  • That’s fascinating! As an actress, costuming can often be the key to period movement, and the Akashic Records sounds very interesting. Thank you for stopping by Devourer of Books and making this post, Ms. Chadwick- I think I’m definitely going to pick up your work now!

  • I enjoyed reading Elizabeth Chadwick’s approach to research for her books in this post. I’ve never heard of the Akashic Records until now — interesting! I’m descended from King John and have de Clares in my family tree (although I don’t think these particular ones), so I think this would add to my enjoyment of this novel.

  • Interesting guest post! I’ve never heard of Akashic records before.

  • Love your work, Ms. Chadwick. Very interesting. Valerie, we are *cousins* lol!
    I am supposedly a descendant as well (through Joanna and through Henry)

  • I’ve always wondered how on earth these authors re-create the past the way they do, so vividly.
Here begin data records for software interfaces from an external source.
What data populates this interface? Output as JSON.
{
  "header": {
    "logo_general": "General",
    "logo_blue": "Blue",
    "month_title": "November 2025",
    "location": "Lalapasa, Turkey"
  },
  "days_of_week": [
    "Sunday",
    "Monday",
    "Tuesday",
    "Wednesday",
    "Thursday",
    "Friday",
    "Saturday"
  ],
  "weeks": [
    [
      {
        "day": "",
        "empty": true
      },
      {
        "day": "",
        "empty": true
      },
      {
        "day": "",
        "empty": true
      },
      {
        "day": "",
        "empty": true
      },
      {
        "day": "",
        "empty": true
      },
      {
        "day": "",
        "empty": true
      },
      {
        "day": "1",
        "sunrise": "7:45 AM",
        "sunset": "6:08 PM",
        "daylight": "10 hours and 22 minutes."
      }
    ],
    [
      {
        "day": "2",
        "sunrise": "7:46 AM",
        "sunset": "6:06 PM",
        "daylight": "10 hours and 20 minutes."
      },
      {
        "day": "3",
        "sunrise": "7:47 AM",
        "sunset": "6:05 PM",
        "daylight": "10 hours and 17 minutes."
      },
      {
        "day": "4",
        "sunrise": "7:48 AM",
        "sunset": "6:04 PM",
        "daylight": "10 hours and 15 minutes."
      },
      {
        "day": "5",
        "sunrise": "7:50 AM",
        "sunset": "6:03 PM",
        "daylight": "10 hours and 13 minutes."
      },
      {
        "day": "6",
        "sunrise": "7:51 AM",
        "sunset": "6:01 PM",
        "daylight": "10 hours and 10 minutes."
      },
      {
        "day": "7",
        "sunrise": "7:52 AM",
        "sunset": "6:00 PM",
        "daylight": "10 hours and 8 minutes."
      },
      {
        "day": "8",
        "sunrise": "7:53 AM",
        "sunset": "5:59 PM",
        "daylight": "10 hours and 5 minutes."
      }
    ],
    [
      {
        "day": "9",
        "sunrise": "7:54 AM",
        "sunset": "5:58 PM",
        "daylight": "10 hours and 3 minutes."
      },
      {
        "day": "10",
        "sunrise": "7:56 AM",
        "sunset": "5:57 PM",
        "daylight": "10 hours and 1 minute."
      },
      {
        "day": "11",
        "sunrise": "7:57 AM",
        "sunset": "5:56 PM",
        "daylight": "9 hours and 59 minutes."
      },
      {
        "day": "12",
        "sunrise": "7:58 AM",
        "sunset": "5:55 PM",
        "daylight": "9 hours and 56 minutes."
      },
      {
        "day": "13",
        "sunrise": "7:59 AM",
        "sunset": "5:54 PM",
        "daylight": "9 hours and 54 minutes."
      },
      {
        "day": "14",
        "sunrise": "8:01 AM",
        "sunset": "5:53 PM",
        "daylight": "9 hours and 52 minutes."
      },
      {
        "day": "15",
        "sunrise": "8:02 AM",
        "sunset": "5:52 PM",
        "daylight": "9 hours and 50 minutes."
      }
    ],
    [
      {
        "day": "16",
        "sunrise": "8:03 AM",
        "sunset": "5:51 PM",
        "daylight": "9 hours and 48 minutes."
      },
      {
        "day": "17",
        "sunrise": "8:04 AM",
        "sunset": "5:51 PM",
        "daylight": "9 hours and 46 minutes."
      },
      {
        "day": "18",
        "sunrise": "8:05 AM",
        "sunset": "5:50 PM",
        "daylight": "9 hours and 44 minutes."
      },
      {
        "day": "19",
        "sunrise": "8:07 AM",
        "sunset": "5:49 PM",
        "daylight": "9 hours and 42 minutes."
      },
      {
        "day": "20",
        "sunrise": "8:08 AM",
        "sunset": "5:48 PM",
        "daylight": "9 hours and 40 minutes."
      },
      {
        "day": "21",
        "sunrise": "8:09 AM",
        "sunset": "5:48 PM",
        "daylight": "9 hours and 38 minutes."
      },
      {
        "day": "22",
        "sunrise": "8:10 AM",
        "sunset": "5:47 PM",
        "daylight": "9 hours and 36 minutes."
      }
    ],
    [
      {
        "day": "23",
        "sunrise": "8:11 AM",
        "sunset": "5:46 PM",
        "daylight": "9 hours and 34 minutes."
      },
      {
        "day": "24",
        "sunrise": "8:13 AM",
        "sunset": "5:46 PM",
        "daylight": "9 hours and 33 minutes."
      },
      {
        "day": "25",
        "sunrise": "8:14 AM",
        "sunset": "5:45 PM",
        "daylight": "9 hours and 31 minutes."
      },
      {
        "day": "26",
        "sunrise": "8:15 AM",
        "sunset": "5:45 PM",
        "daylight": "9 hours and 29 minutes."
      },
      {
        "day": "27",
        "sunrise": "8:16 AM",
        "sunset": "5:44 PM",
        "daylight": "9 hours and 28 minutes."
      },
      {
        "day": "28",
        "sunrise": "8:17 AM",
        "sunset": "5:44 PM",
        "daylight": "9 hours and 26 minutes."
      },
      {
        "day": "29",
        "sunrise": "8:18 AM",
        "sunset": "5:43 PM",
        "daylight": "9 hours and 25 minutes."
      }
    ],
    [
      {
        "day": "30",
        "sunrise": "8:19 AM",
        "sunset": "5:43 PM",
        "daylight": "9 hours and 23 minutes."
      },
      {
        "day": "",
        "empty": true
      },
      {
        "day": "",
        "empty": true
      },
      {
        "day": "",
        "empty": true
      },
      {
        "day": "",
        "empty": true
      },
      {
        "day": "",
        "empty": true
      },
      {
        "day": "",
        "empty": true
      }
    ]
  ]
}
But this is mind-blowing! I’m sorta sitting here in awe at this point.